Data records for software interfaces =
###

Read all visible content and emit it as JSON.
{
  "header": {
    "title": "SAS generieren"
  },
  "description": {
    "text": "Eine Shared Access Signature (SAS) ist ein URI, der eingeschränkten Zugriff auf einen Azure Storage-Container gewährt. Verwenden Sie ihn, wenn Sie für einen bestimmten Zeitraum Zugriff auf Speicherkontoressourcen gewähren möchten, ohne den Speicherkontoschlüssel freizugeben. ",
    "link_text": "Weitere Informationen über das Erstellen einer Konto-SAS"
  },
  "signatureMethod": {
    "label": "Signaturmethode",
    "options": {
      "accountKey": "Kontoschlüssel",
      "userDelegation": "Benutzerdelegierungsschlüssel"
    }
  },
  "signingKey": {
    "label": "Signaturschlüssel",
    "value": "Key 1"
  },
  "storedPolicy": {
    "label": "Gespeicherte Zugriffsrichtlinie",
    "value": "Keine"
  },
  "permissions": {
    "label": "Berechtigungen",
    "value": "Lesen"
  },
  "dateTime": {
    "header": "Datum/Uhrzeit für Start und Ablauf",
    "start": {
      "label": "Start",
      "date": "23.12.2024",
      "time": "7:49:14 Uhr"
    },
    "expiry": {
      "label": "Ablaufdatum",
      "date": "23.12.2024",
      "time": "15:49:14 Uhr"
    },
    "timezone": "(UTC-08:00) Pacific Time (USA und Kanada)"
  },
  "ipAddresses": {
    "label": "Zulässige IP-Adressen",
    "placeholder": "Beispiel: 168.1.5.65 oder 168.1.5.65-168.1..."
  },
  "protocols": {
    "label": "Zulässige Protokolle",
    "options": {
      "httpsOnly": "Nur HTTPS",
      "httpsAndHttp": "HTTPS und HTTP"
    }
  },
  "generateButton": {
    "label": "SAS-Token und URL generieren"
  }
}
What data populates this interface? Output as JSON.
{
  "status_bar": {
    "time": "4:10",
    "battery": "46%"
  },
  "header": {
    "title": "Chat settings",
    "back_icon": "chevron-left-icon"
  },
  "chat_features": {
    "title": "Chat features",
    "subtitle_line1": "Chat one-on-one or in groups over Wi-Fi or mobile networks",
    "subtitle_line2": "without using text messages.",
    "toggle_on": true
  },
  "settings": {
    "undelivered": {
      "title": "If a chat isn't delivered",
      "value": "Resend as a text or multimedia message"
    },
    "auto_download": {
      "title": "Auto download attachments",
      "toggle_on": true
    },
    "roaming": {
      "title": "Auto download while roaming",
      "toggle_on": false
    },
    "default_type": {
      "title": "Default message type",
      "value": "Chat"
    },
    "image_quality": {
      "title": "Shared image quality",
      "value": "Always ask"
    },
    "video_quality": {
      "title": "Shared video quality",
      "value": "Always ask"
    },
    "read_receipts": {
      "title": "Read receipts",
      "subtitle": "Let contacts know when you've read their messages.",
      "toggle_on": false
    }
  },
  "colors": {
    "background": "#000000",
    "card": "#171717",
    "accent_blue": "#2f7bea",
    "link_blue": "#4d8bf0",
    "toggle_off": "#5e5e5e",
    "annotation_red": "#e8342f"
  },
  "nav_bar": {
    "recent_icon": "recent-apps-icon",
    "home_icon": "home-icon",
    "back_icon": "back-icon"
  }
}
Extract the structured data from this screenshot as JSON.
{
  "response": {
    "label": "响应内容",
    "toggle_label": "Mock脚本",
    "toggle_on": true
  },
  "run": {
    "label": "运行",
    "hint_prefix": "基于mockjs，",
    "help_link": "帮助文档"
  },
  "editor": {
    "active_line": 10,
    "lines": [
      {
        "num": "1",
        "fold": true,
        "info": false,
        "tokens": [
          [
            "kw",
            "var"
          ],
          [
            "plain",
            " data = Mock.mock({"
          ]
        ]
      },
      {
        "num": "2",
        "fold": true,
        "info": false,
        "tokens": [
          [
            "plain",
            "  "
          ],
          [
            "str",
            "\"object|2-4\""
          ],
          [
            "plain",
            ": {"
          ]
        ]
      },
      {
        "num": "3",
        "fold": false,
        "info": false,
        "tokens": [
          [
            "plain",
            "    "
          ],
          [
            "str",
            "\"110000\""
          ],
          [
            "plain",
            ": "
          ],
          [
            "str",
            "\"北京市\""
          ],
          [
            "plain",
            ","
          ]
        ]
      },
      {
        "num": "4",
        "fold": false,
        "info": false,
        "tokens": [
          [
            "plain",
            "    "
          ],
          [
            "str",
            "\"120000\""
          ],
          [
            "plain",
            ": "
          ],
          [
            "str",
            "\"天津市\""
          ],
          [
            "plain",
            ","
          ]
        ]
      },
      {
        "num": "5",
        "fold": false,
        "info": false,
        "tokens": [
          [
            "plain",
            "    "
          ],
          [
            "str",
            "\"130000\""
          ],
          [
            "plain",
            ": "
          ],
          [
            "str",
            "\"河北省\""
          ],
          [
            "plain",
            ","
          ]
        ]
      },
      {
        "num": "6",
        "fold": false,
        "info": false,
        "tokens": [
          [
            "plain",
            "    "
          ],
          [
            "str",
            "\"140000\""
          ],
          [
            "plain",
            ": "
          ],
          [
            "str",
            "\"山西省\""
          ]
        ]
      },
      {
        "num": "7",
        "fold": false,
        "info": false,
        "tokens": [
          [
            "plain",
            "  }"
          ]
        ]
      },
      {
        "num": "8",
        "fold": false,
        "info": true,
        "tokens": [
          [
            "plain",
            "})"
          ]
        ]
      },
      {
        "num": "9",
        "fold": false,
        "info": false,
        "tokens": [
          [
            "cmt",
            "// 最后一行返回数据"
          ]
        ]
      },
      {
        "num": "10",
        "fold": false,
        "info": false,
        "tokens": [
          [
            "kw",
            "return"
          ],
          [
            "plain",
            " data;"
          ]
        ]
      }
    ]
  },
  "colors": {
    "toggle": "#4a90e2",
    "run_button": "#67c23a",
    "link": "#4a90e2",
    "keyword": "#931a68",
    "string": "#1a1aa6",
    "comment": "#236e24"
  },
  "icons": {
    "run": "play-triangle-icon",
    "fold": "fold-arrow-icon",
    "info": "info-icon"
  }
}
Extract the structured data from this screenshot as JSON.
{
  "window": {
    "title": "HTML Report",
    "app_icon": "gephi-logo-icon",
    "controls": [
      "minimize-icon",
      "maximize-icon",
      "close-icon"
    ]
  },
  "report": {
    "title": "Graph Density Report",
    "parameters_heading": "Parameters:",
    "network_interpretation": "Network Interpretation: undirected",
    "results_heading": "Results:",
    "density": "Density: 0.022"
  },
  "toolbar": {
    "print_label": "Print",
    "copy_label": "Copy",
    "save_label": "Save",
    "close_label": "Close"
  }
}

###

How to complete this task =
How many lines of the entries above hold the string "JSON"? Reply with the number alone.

Exercise solution =
4